SUPPLIED ENTRIES: Begin
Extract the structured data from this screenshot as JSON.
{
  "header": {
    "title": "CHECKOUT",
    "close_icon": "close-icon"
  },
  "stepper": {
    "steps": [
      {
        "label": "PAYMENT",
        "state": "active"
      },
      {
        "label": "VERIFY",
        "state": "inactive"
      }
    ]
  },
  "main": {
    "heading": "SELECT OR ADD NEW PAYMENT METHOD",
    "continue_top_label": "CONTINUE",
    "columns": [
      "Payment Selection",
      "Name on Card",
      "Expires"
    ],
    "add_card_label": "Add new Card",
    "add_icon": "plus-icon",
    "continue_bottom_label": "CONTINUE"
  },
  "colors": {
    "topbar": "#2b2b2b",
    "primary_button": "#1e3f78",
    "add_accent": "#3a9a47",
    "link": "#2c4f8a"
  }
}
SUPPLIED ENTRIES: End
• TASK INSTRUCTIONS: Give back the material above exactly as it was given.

• SOLUTION:
Extract the structured data from this screenshot as JSON.
{
  "header": {
    "title": "CHECKOUT",
    "close_icon": "close-icon"
  },
  "stepper": {
    "steps": [
      {
        "label": "PAYMENT",
        "state": "active"
      },
      {
        "label": "VERIFY",
        "state": "inactive"
      }
    ]
  },
  "main": {
    "heading": "SELECT OR ADD NEW PAYMENT METHOD",
    "continue_top_label": "CONTINUE",
    "columns": [
      "Payment Selection",
      "Name on Card",
      "Expires"
    ],
    "add_card_label": "Add new Card",
    "add_icon": "plus-icon",
    "continue_bottom_label": "CONTINUE"
  },
  "colors": {
    "topbar": "#2b2b2b",
    "primary_button": "#1e3f78",
    "add_accent": "#3a9a47",
    "link": "#2c4f8a"
  }
}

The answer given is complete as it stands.